To that same end, Grossman’s insistence upon “evidence,” seemingly physical evidence, is also grossly problematic — suggesting, perhaps, that she thinks real life is an episode of “Law & Order: SVU” where all victims are blood-stained and covered in bruises? Sexual assault does not need to involve physical force or injury in order to be assault. The FBI itself has acknowledged force is not necessary to define rape, as reflected in their 2012 decision to update what “rape” means. Why can’t Grossman?
Finally, Grossman’s piece ends with a potshots at “women’s rights” and feminism in general, as if eradicating rape is really a bad thing. She writes.
I fear that in the current climate the goal of “women’s rights,” with the compliance of politically motivated government policy and the tacit complicity of college administrators, runs the risk of grounding our most cherished institutions in a veritable snake pit of injustice—not unlike the very injustices the movement itself has for so long sought to correct. Unbridled feminist orthodoxy is no more the answer than are attitudes and policies that victimize the victim.
On the contrary, the fact these tribunals exist are a success of women’s rights, not a sign that uppity ladies have gone haywire. As the aforementioned Center For Public Integrity study discovered, that couldn’t be farther from the truth. The reality is that victims are grossly underserved by our criminal justice system, in a large part due to attitudes from the rape culture that Grossman herself is participating in.

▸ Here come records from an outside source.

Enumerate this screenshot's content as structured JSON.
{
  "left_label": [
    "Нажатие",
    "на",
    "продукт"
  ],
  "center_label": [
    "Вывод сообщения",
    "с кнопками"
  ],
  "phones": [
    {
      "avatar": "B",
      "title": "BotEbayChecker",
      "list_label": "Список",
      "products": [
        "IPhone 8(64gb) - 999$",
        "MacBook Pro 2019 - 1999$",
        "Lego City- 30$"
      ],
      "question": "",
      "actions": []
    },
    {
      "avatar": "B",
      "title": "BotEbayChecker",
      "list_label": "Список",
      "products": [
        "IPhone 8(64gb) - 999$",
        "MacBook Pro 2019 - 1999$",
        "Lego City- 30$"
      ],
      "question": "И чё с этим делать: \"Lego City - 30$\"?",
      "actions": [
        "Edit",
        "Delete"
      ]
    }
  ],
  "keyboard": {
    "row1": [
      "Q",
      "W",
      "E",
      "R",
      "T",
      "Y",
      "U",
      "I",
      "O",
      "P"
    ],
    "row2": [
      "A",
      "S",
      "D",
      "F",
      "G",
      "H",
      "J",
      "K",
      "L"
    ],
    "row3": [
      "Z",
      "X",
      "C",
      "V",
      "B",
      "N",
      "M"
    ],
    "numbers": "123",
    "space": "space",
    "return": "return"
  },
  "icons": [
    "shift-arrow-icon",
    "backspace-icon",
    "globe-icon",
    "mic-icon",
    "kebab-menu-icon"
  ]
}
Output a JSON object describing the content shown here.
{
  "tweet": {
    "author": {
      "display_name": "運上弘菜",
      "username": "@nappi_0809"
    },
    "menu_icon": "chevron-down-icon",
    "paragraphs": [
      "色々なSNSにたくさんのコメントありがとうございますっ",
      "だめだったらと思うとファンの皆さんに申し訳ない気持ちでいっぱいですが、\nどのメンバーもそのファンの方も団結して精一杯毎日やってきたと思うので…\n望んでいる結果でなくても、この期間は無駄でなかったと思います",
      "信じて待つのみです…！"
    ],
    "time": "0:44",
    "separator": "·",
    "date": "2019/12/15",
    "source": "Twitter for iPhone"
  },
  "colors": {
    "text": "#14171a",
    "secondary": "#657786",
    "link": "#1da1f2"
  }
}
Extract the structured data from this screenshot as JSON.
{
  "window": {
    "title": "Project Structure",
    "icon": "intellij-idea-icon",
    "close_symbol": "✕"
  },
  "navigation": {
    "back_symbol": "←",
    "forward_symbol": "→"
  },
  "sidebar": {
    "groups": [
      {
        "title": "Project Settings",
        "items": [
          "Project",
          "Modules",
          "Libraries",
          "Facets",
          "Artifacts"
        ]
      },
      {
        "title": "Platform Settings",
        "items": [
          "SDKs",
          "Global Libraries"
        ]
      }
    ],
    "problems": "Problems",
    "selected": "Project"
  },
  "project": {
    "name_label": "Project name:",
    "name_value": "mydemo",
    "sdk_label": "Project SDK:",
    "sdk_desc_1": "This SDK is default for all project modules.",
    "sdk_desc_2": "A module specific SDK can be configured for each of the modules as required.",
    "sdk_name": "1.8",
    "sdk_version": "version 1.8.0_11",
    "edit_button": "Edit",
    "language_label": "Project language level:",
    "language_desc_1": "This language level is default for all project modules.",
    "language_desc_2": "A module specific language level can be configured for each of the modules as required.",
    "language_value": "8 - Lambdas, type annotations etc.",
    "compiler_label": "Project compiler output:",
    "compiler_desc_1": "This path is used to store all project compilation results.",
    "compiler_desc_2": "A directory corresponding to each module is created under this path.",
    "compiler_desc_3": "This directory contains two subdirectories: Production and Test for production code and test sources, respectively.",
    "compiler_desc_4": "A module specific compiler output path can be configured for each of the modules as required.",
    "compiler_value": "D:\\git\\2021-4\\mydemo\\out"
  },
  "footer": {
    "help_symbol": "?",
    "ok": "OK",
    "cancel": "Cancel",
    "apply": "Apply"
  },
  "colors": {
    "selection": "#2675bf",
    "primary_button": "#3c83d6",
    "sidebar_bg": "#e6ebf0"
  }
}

All this being said, I do actually appreciate how Judith Grossman’s piece underscores issues with leaving the investigation of criminal disciplinary matters in the hands of campus authorities. Mostly when I write about rape on college campuses, I write about it from the point-of-view of a young woman who has been assaulted by a fellow student (oftentimes under the influence of alcohol, oftentimes a college athlete) and then doubly assaulted by a feckless campus disciplinary committee that seems more invested in protecting the accused rapist and his athletic position within the school than in bringing the accuser justice. I’m only lightly touching on and glossing over these issues here in the interest of brevity, but it’s a systemic problem that campuses care more about hushing up misconduct —often doing so by discrediting the accuser’s mental state — so as not to bring the school negative press. For a longer, in-depth explanation of how a college mishandled a rape accusation, read Angie Epifano’s essay “An Account Of Sexual Assault At Amherst College.”
To that end (although not her intended end) Grossman’s piece illustrates how colleges administrators are not criminal justice experts and seem to bungle things about as often as, oh, actual criminal justice experts when it comes to rape. I’m looking at you, Steubenville and Cole Harbor, Nova Scotia.
Grossman’s son may well have been innocent. An op-ed written by the accused’s mother is not the appropriate forum to determine innocence or guilt. But it’s immensely troubling that her grief against her son’s college’s handling of the sexual assault accusation furthers victim-blaming and finds a convenient scapegoat in feminism on the pages of the Wall Street Journal.
[Image of sad young woman via Shutterstock]